I started a journal when I found out I was pregnant with Evan. I started that journal on February 21, 2005 with the statement “Positive pregnancy test and scared to death! Here we go again.” I ended the journal on July 9, 2005 with a few details of Evan’s memorial service and the signatures of those who attended. I wrote 15 pages in that journal during those 5 months. 15 pages to document a life. And some of the pages aren’t even full; just a few sentences. Evan’s ultrasound picture is on the cover. This journal rests in his box with his ashes and his footprints and the measuring tape they used to measure him. And that’s all I have of him. And I’m not “over” it. I’m not “over” him. There is a hole in me that will never go away. I try to hide it but it’s still there.


from May 9, 2005
“I love the idea of two boys running around the house in their little underwear with spiderman or whatever. I’m praying we get to meet this little guy. I think once I finally get him in my arms I’m not going to want to ever let him go.”

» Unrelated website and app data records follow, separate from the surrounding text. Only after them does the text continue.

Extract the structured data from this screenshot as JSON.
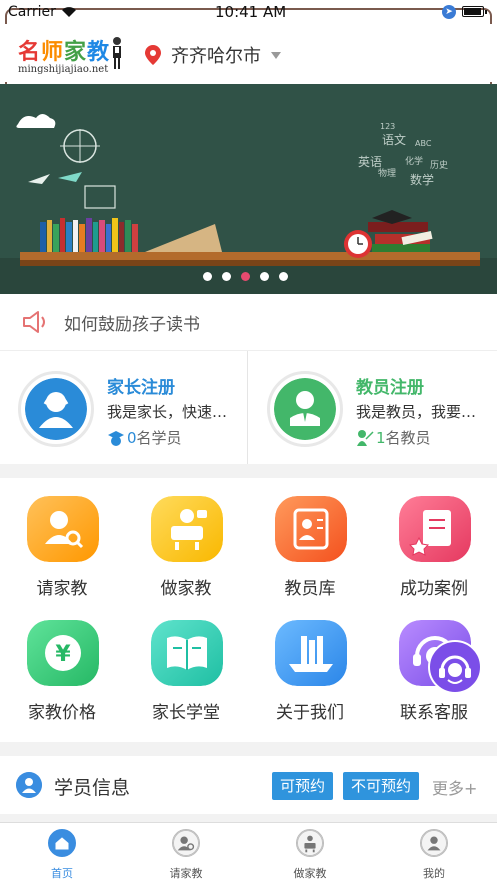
{
  "status_bar": {
    "carrier": "Carrier",
    "time": "10:41 AM"
  },
  "header": {
    "logo_chars": [
      "名",
      "师",
      "家",
      "教"
    ],
    "logo_domain": "mingshijiajiao.net",
    "city": "齐齐哈尔市"
  },
  "banner": {
    "board_words": [
      "语文",
      "英语",
      "化学",
      "物理",
      "历史",
      "数学",
      "ABC",
      "123"
    ],
    "slide_count": 5,
    "active_slide": 3
  },
  "notice": {
    "text": "如何鼓励孩子读书"
  },
  "registration": {
    "parent": {
      "title": "家长注册",
      "desc": "我是家长，快速…",
      "count": "0",
      "unit": "名学员",
      "color": "#2a8bd8"
    },
    "teacher": {
      "title": "教员注册",
      "desc": "我是教员，我要…",
      "count": "1",
      "unit": "名教员",
      "color": "#43b76a"
    }
  },
  "grid": {
    "items": [
      {
        "label": "请家教",
        "icon": "find-tutor-icon",
        "color_a": "#ffb74d",
        "color_b": "#ff9800"
      },
      {
        "label": "做家教",
        "icon": "be-tutor-icon",
        "color_a": "#ffd54f",
        "color_b": "#f9b800"
      },
      {
        "label": "教员库",
        "icon": "tutor-library-icon",
        "color_a": "#ff8a50",
        "color_b": "#f4511e"
      },
      {
        "label": "成功案例",
        "icon": "success-cases-icon",
        "color_a": "#ff6f8a",
        "color_b": "#e53960"
      },
      {
        "label": "家教价格",
        "icon": "tutor-price-icon",
        "color_a": "#4cd98a",
        "color_b": "#26b865"
      },
      {
        "label": "家长学堂",
        "icon": "parent-school-icon",
        "color_a": "#4ddbc2",
        "color_b": "#1fbfa3"
      },
      {
        "label": "关于我们",
        "icon": "about-us-icon",
        "color_a": "#5fb2ff",
        "color_b": "#2b86e8"
      },
      {
        "label": "联系客服",
        "icon": "customer-service-icon",
        "color_a": "#b07cff",
        "color_b": "#7b4ee8"
      }
    ]
  },
  "students": {
    "title": "学员信息",
    "bookable": "可预约",
    "not_bookable": "不可预约",
    "more": "更多+"
  },
  "tabbar": {
    "items": [
      {
        "label": "首页",
        "icon": "home-icon",
        "active": true
      },
      {
        "label": "请家教",
        "icon": "find-tutor-tab-icon",
        "active": false
      },
      {
        "label": "做家教",
        "icon": "be-tutor-tab-icon",
        "active": false
      },
      {
        "label": "我的",
        "icon": "profile-icon",
        "active": false
      }
    ]
  },
  "colors": {
    "accent": "#2f94dd",
    "board": "#2f4f44",
    "active_dot": "#e64a6f"
  }
}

But I did have to let him go. And the world moved on like it should have and I had no choice but to move on with it. Because that’s what people expect. That’s what makes people comfortable. Eventually the world forgets. But I can’t forget.